Biblical metaphors, figures, symbolisms, and allegories are mechanisms used to convey and enlarge our understanding of a literal truth, but not to establish or make doctrine. Allegory is a form of extended metaphor, in which objects, persons, and actions in a narrative, are equated with the meanings that lie outside the narrative itself.
All through the Old Testament the cross is seen in allegory, but it is only dimly seen. Though a hundred historical characters and the Levitical sacrifices and rituals may be seen as types and shadows of the reality of the Christ and His finished work, not once does the Old Testament state this clearly. The silence is profound. The clearest Old Testament prophecy of Christ's death is seen in Isaiah 53, yet still it does not even specify who the Sufferer would be.
Paul is the first one to reveal the detail of the cross for “the body of Christ.” Peter and the Twelve only had the Old Testament writings during their ministry to
. While Peter only scolded the Jews for killing the Prince of life (Acts 3:15), it is not until the Apostle Paul received revelation directly from the ascended Christ (Eph 3:3) that we have what is called “the preaching of the cross” (1Cor 1:18) as “the power of God unto salvation” (Heb 9:28). By Paul's great message we see that our Lord is no longer seen as the Victim in being “killed,” but rather as the Victor; not merely a Victor after death, or Victor over death, but as Victor “in” His death. His death itself is seen as His greatest triumph; both paying for the sins of the world and freeing the believer from the power of Sin as a nature. “...after He had offered one sacrifice for sins (He) sat down... for by one offering He hath perfected forever them that are sanctified” Heb. 10:12,14. Now we can look back to see the many metaphorical types and shadows of these truths that Christ has given us to be seen clearly through Paul’s straightforward writings. Only now can we enjoy the enlarged view of these very real doctrinal Pauline truths by seeing these Old Testament allegorical shadows and types; but again I say we do not make doctrine from the shadows and types. Israel
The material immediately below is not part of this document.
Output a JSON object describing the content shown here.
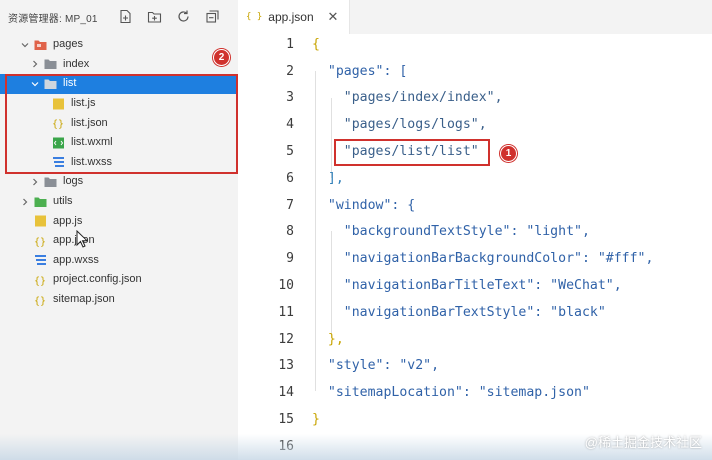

Here are some examples of proper Biblical allegory of Christ’s cross that only become crystal clear to us by the knowledge we gain from Paul’s straightforward writings.
- In the Old Testament animal blood sacrifices were made to only “cover” the sins of the people of
. These blood sacrifices were a proper Biblical allegorical reference to Jesus as “the lamb of God.” The OT allegory did not give us the complete picture because by Paul’s writing we see something more – Christ’s blood now purges or takes away sins (Heb 10:2-4). It is only by Paul’s teachings that we now have a clear view of Jesus Himself as the real or literal redeeming “lamb of God” whose blood was shed to pay for all sins, to redeem and justify anyone who believes this to receive Him. Israel
- Jesus Himself is also literally viewed as the real “serpent lifted up” (John 3:14) bearing our sins and also dying as our serpentine “old man” (Rom 6:6, 7:4). Jesus reveals Himself “lifted up” to be the reality of the brazen serpent “lifted up” on Moses rod (Numbers 20). In that account the Israelites were bitten by serpents and dying, but they were healed when they looked upon the brass serpent “lifted up.” Yet, it is only by Paul’s teachings that we learn the full clear meaning in Romans 6, 7, 8.
- Jesus Himself allegorized again in John 11:24. There Jesus views Himself as the literal “seed,” as the real “grain of wheat” that was to fall into the ground and die in order to bring “forth much fruit” of His life. It is only by Paul’s teachings that we learn that He died and we are the living fruit of His death, having His resurrection life in us (see Rom 6:4, 7:4,
1:27, Christ the seed Gal 3:16). Col
These truths are clearly stated by Paul, but these allegories above are all very helpful. They are given to enlarge our view, helping us to see Christ as the literal reality of each aspect of the Pauline truths that they enlarge.